===== Data for analysis =====
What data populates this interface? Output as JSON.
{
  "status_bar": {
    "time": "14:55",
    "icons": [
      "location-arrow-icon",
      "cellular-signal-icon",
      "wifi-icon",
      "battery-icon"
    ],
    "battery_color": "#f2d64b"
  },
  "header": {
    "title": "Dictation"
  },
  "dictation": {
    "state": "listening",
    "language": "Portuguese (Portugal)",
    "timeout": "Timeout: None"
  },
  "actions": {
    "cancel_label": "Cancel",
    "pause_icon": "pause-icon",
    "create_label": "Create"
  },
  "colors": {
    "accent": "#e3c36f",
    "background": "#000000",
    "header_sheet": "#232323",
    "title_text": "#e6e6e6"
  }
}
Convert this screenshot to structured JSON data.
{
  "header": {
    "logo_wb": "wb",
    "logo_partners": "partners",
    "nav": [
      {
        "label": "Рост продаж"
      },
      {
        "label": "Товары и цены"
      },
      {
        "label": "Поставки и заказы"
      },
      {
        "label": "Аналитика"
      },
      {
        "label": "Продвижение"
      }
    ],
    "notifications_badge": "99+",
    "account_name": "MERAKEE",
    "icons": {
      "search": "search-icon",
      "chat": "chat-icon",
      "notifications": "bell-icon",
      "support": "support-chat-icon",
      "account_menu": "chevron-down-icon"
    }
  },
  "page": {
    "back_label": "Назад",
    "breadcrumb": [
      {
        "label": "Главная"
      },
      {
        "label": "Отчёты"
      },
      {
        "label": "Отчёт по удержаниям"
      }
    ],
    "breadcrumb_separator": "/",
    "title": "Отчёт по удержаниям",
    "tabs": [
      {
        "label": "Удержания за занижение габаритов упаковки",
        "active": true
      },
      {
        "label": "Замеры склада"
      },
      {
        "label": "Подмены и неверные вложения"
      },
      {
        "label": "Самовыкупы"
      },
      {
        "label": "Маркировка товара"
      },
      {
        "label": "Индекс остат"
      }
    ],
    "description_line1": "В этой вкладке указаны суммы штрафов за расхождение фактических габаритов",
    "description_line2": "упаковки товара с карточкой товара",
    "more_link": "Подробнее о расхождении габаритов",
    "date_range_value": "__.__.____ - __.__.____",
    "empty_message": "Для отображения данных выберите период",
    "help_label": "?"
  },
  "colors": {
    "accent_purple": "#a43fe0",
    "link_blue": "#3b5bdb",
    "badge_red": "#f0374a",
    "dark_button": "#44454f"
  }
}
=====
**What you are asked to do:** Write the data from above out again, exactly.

**Expected output:**
What data populates this interface? Output as JSON.
{
  "status_bar": {
    "time": "14:55",
    "icons": [
      "location-arrow-icon",
      "cellular-signal-icon",
      "wifi-icon",
      "battery-icon"
    ],
    "battery_color": "#f2d64b"
  },
  "header": {
    "title": "Dictation"
  },
  "dictation": {
    "state": "listening",
    "language": "Portuguese (Portugal)",
    "timeout": "Timeout: None"
  },
  "actions": {
    "cancel_label": "Cancel",
    "pause_icon": "pause-icon",
    "create_label": "Create"
  },
  "colors": {
    "accent": "#e3c36f",
    "background": "#000000",
    "header_sheet": "#232323",
    "title_text": "#e6e6e6"
  }
}
Convert this screenshot to structured JSON data.
{
  "header": {
    "logo_wb": "wb",
    "logo_partners": "partners",
    "nav": [
      {
        "label": "Рост продаж"
      },
      {
        "label": "Товары и цены"
      },
      {
        "label": "Поставки и заказы"
      },
      {
        "label": "Аналитика"
      },
      {
        "label": "Продвижение"
      }
    ],
    "notifications_badge": "99+",
    "account_name": "MERAKEE",
    "icons": {
      "search": "search-icon",
      "chat": "chat-icon",
      "notifications": "bell-icon",
      "support": "support-chat-icon",
      "account_menu": "chevron-down-icon"
    }
  },
  "page": {
    "back_label": "Назад",
    "breadcrumb": [
      {
        "label": "Главная"
      },
      {
        "label": "Отчёты"
      },
      {
        "label": "Отчёт по удержаниям"
      }
    ],
    "breadcrumb_separator": "/",
    "title": "Отчёт по удержаниям",
    "tabs": [
      {
        "label": "Удержания за занижение габаритов упаковки",
        "active": true
      },
      {
        "label": "Замеры склада"
      },
      {
        "label": "Подмены и неверные вложения"
      },
      {
        "label": "Самовыкупы"
      },
      {
        "label": "Маркировка товара"
      },
      {
        "label": "Индекс остат"
      }
    ],
    "description_line1": "В этой вкладке указаны суммы штрафов за расхождение фактических габаритов",
    "description_line2": "упаковки товара с карточкой товара",
    "more_link": "Подробнее о расхождении габаритов",
    "date_range_value": "__.__.____ - __.__.____",
    "empty_message": "Для отображения данных выберите период",
    "help_label": "?"
  },
  "colors": {
    "accent_purple": "#a43fe0",
    "link_blue": "#3b5bdb",
    "badge_red": "#f0374a",
    "dark_button": "#44454f"
  }
}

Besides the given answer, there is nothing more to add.